Format

Send to

Choose Destination
Psychol Med. 2004 Apr;34(3):543-53.

No evidence for links between autism, MMR and measles virus.

Author information

1
Institute of Psychiatry, King's College and Department of Child and Adolescent Psychiatry, Guy's, King's and St Thomas's School of Medicine, University of London.

Abstract

BACKGROUND:

We examined whether, in the UK, there is an increased risk of autism (AD) following exposures, in early life, to: (1) wild measles; (2) live attenuated measles, alone or in combination as MMR; and (3) the alteration of the mumps strain within MMR.

METHOD:

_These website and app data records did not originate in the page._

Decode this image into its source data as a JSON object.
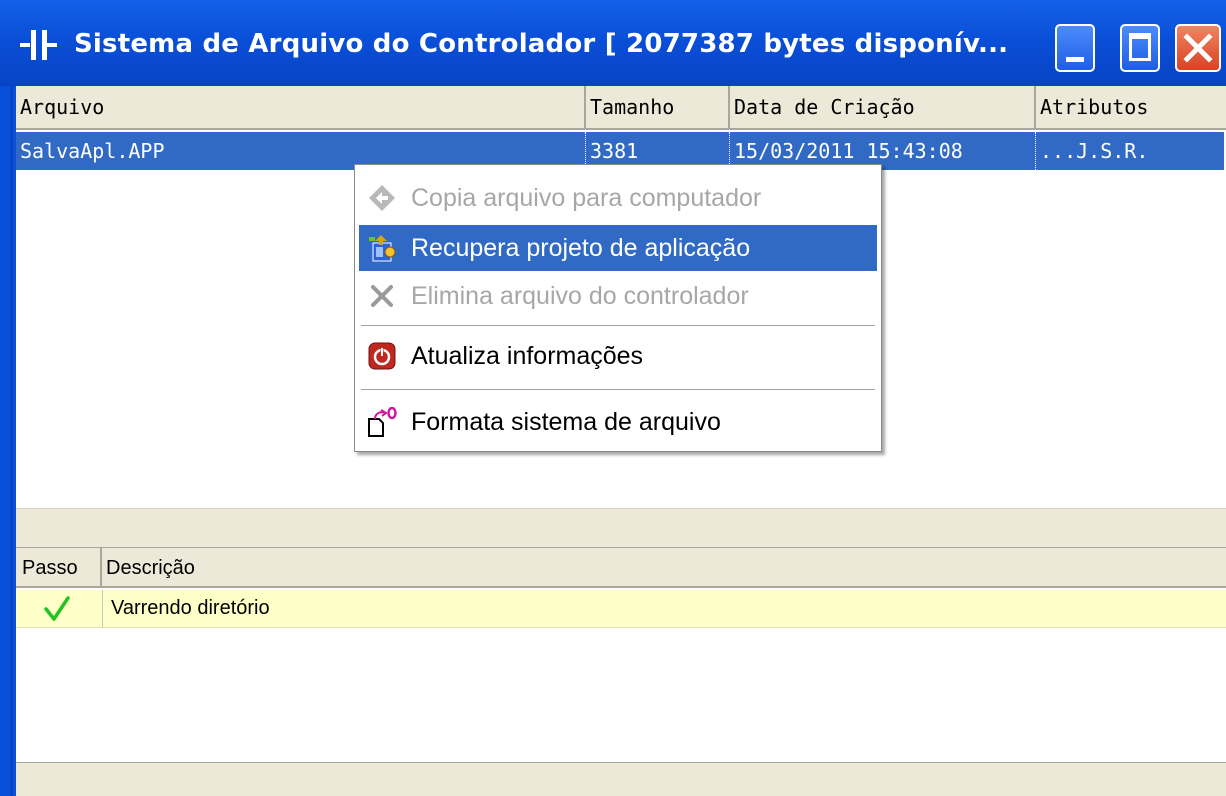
{
  "window": {
    "title": "Sistema de Arquivo do Controlador [ 2077387 bytes disponív...",
    "icon": "controller-app-icon",
    "buttons": {
      "minimize": "minimize-icon",
      "maximize": "maximize-icon",
      "close": "close-icon"
    }
  },
  "files": {
    "columns": [
      "Arquivo",
      "Tamanho",
      "Data de Criação",
      "Atributos"
    ],
    "rows": [
      {
        "name": "SalvaApl.APP",
        "size": "3381",
        "created": "15/03/2011 15:43:08",
        "attributes": "...J.S.R."
      }
    ]
  },
  "context_menu": {
    "items": [
      {
        "label": "Copia arquivo para computador",
        "icon": "copy-to-computer-icon",
        "enabled": false
      },
      {
        "label": "Recupera projeto de aplicação",
        "icon": "recover-project-icon",
        "enabled": true,
        "highlighted": true
      },
      {
        "label": "Elimina arquivo do controlador",
        "icon": "delete-x-icon",
        "enabled": false
      },
      {
        "label": "Atualiza informações",
        "icon": "refresh-power-icon",
        "enabled": true
      },
      {
        "label": "Formata sistema de arquivo",
        "icon": "format-filesystem-icon",
        "enabled": true
      }
    ]
  },
  "log": {
    "columns": [
      "Passo",
      "Descrição"
    ],
    "rows": [
      {
        "status_icon": "checkmark-icon",
        "description": "Varrendo diretório"
      }
    ]
  },
  "colors": {
    "titlebar": "#0a4fd8",
    "selection": "#316ac5",
    "log_row": "#ffffc8",
    "check": "#22c422"
  }
}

We conducted time trend analyses of 2407 AD subjects born between 1959-93; and for comparison, 4640 Down's syndrome (DS) subjects born between 1966-93. Between 1968-86, we correlated variations in AD and DS births with wild measles incidence. Between 1959-93, we tested for abrupt changes in the long-term AD birth trend for the effects of introducing: (1) monovalent measles vaccines in 1968; (2) MMR immunization in 1988; and (3) the 'overnight switch' from mixed use of Urabe MMR to exclusive use of Jeryl-Lynn MMR in 1992. Incidence rate ratios (IRRs) were used as measures of association.

RESULTS:

We found no significant association between AD births and exposure (prenatal and postnatal up to 18 months age) to population rates of measles infections, and no 'step-up' increase in AD births associated with the introduction of monovalent measles and MMR vaccines, and changing mumps strain. An unexpected reduction in AD births of 21% (95% CI 6.9-33.3%; P=0.005) among the post-1987 birth cohorts was detected.

CONCLUSION:

No increased risk of AD following exposures to wild measles and vaccinations with monovalent measles, and Urabe or Jeryl-Lynn variants of MMR was detected. The precise meaning of the detected AD births reduction is unclear. Our study cannot exclude rare complications of MMR, given its correlational design.

PMID:
15259839
[Indexed for MEDLINE]

Supplemental Content

Loading ...
Support Center